Work request:
Every line below that holds "OpenGL" must be copied.

Data extract:
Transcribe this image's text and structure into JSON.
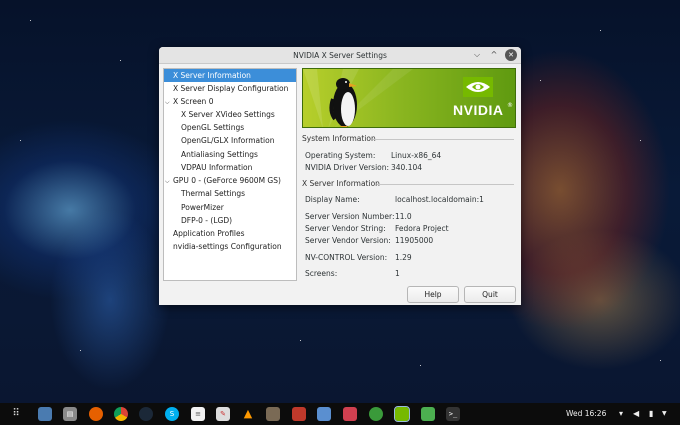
{
  "window": {
    "title": "NVIDIA X Server Settings",
    "controls": {
      "minimize": "⌵",
      "maximize": "^",
      "close": "✕"
    }
  },
  "tree": {
    "items": [
      {
        "label": "X Server Information",
        "selected": true
      },
      {
        "label": "X Server Display Configuration"
      },
      {
        "label": "X Screen 0",
        "expander": "⌵"
      },
      {
        "label": "X Server XVideo Settings"
      },
      {
        "label": "OpenGL Settings"
      },
      {
        "label": "OpenGL/GLX Information"
      },
      {
        "label": "Antialiasing Settings"
      },
      {
        "label": "VDPAU Information"
      },
      {
        "label": "GPU 0 - (GeForce 9600M GS)",
        "expander": "⌵"
      },
      {
        "label": "Thermal Settings"
      },
      {
        "label": "PowerMizer"
      },
      {
        "label": "DFP-0 - (LGD)"
      },
      {
        "label": "Application Profiles"
      },
      {
        "label": "nvidia-settings Configuration"
      }
    ]
  },
  "banner": {
    "brand": "NVIDIA",
    "trademark": "®"
  },
  "system_info": {
    "title": "System Information",
    "os_label": "Operating System:",
    "os_value": "Linux-x86_64",
    "driver_label": "NVIDIA Driver Version:",
    "driver_value": "340.104"
  },
  "xserver_info": {
    "title": "X Server Information",
    "display_label": "Display Name:",
    "display_value": "localhost.localdomain:1",
    "version_label": "Server Version Number:",
    "version_value": "11.0",
    "vendor_string_label": "Server Vendor String:",
    "vendor_string_value": "Fedora Project",
    "vendor_version_label": "Server Vendor Version:",
    "vendor_version_value": "11905000",
    "nvcontrol_label": "NV-CONTROL Version:",
    "nvcontrol_value": "1.29",
    "screens_label": "Screens:",
    "screens_value": "1"
  },
  "buttons": {
    "help": "Help",
    "quit": "Quit"
  },
  "taskbar": {
    "clock": "Wed 16:26",
    "apps": [
      "apps-grid-icon",
      "desktop-icon",
      "files-icon",
      "firefox-icon",
      "chrome-icon",
      "steam-icon",
      "skype-icon",
      "document-icon",
      "editor-icon",
      "vlc-icon",
      "gimp-icon",
      "slack-icon",
      "store-icon",
      "network-icon",
      "utility-icon",
      "nvidia-icon",
      "folder-icon",
      "terminal-icon"
    ]
  },
  "colors": {
    "selection": "#3c8ed9",
    "nvidia_green": "#76b900",
    "taskbar": "#0c0c0c"
  }
}
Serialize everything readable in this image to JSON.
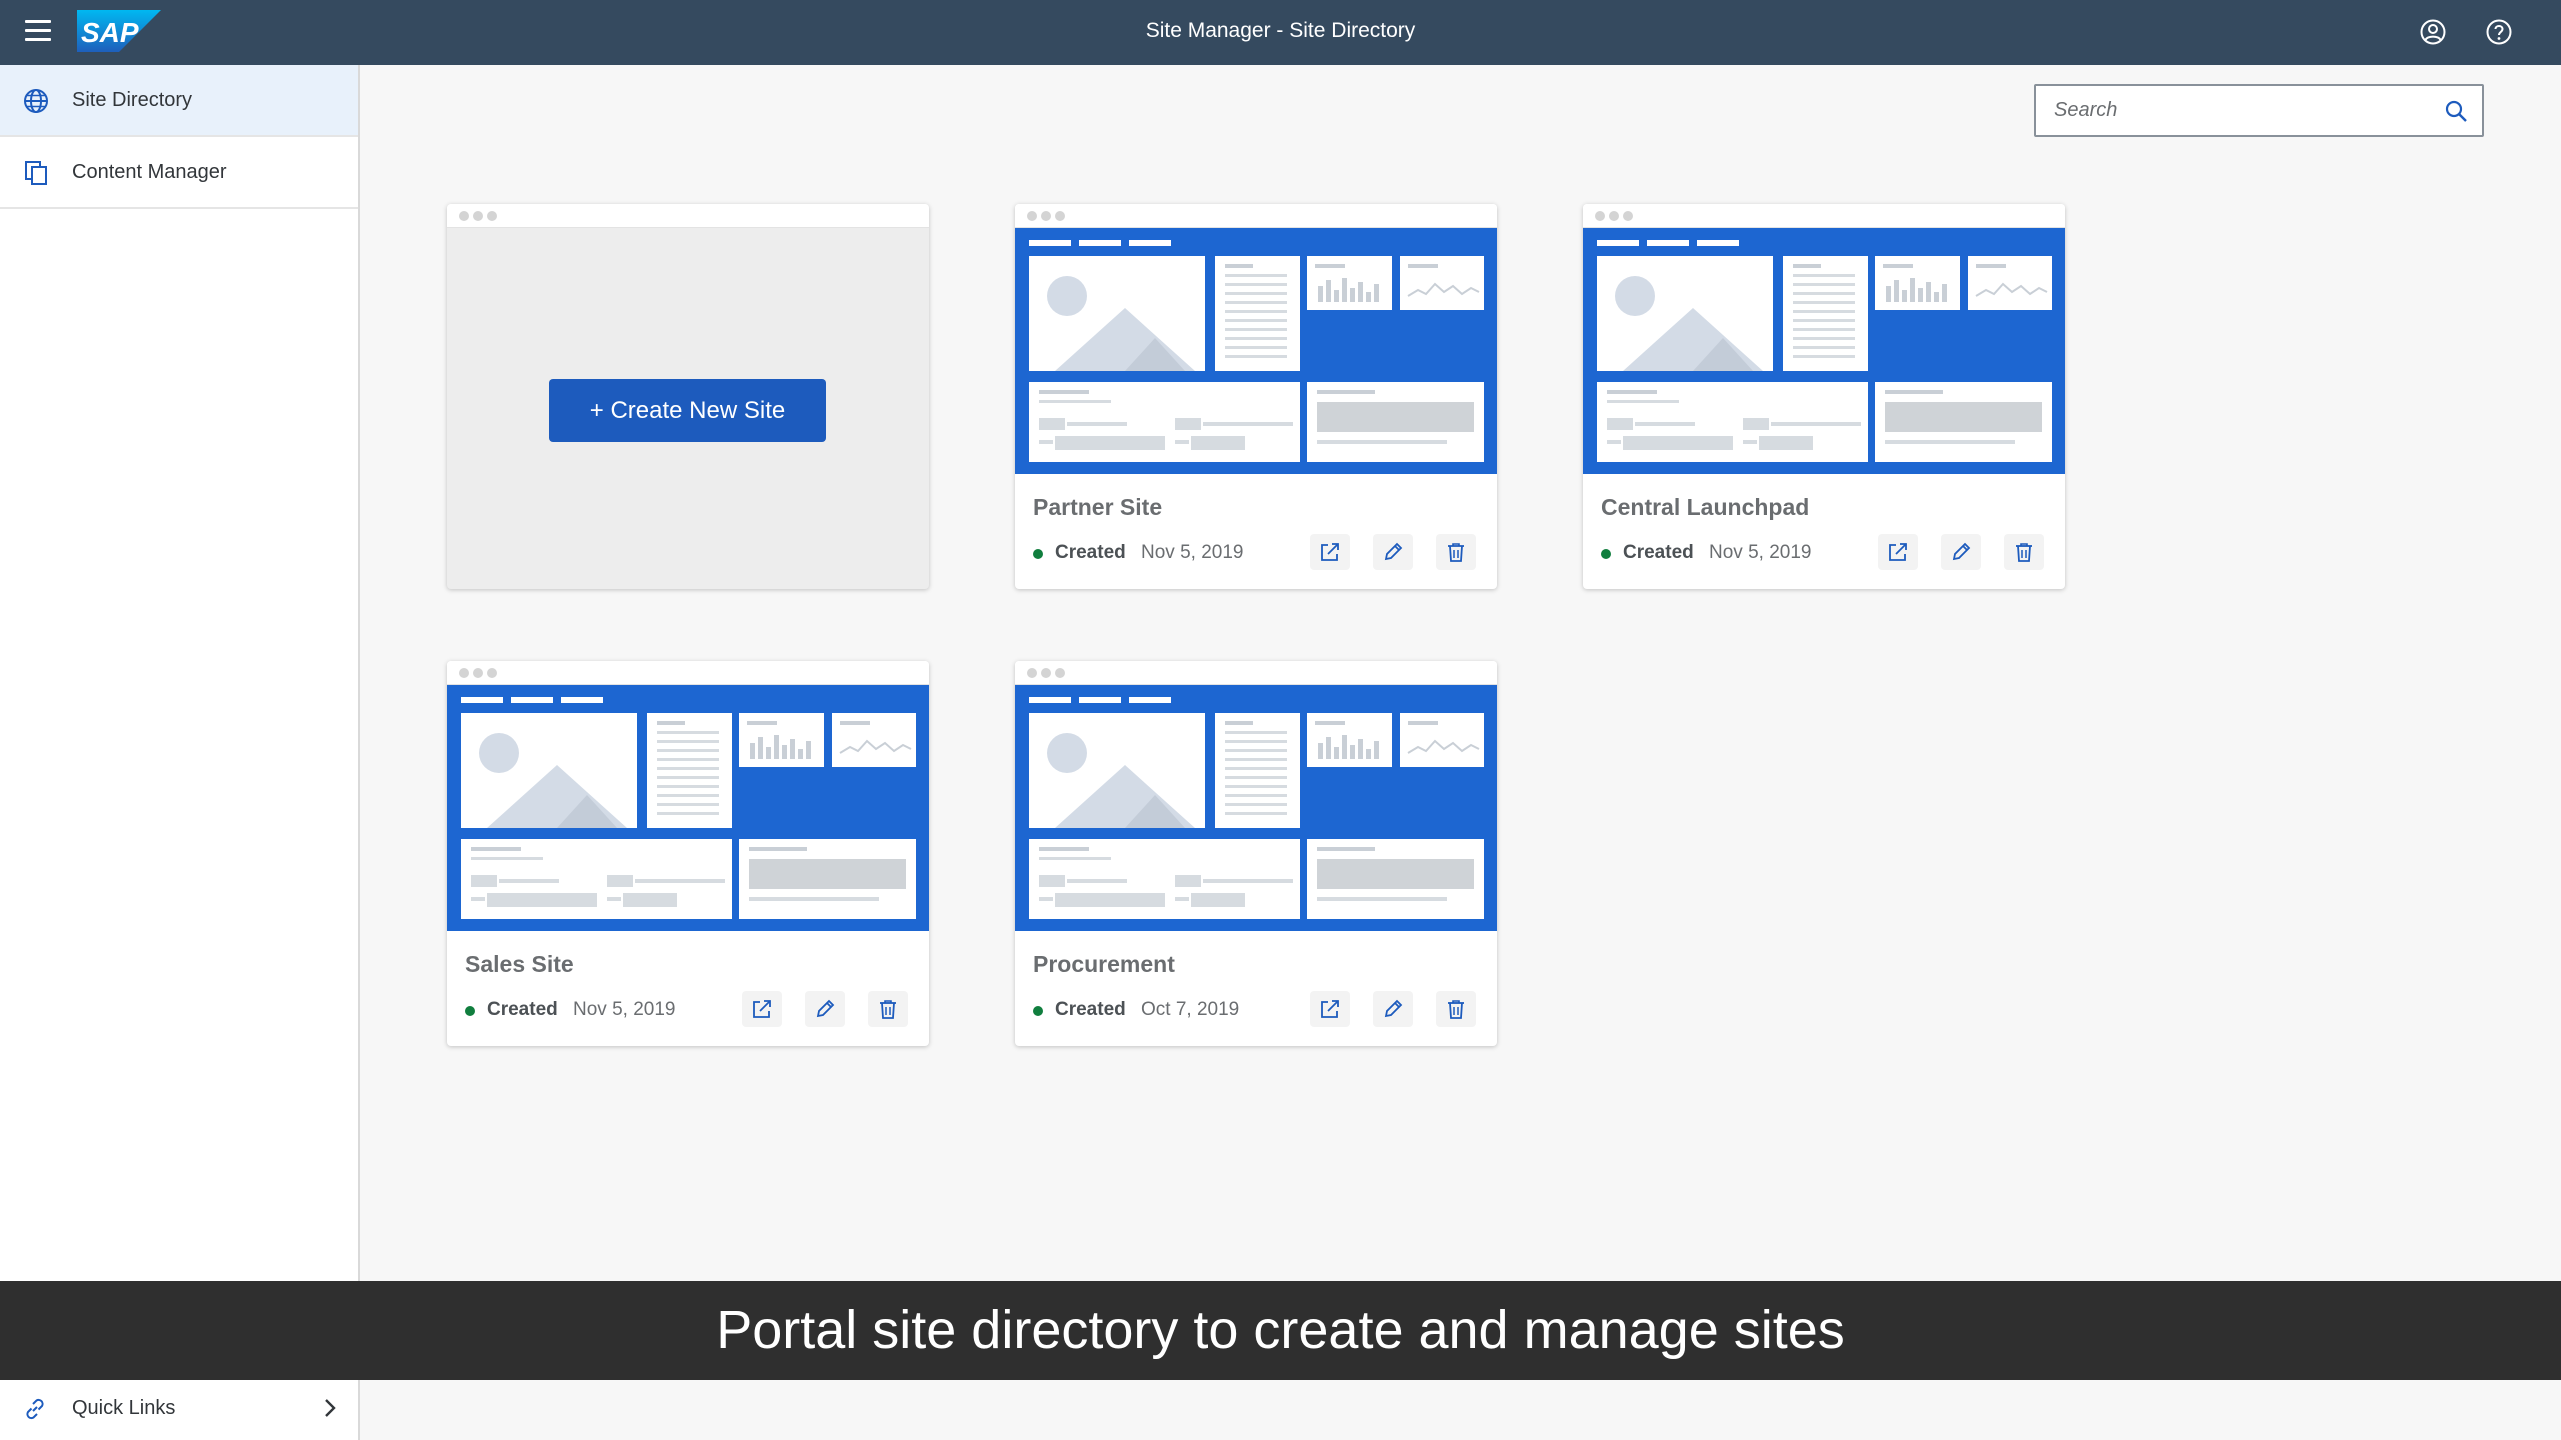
{
  "shell": {
    "title": "Site Manager - Site Directory",
    "logo_text": "SAP",
    "icons": [
      "menu-icon",
      "user-icon",
      "help-icon"
    ]
  },
  "sidenav": {
    "items": [
      {
        "label": "Site Directory",
        "icon": "globe-icon",
        "active": true
      },
      {
        "label": "Content Manager",
        "icon": "copy-icon",
        "active": false
      }
    ],
    "footer": {
      "label": "Quick Links",
      "icon": "link-icon"
    }
  },
  "search": {
    "placeholder": "Search"
  },
  "create_card": {
    "button_label": "+ Create New Site"
  },
  "sites": [
    {
      "name": "Partner Site",
      "status": "Created",
      "date": "Nov 5, 2019"
    },
    {
      "name": "Central Launchpad",
      "status": "Created",
      "date": "Nov 5, 2019"
    },
    {
      "name": "Sales Site",
      "status": "Created",
      "date": "Nov 5, 2019"
    },
    {
      "name": "Procurement",
      "status": "Created",
      "date": "Oct 7, 2019"
    }
  ],
  "caption": "Portal site directory to create and manage sites",
  "colors": {
    "shell": "#354a5f",
    "preview_blue": "#1d66d1",
    "button_blue": "#1d5bbd",
    "status_green": "#107e3e"
  }
}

Response below:
        "label": "OpenGL Settings"
        "label": "OpenGL/GLX Information"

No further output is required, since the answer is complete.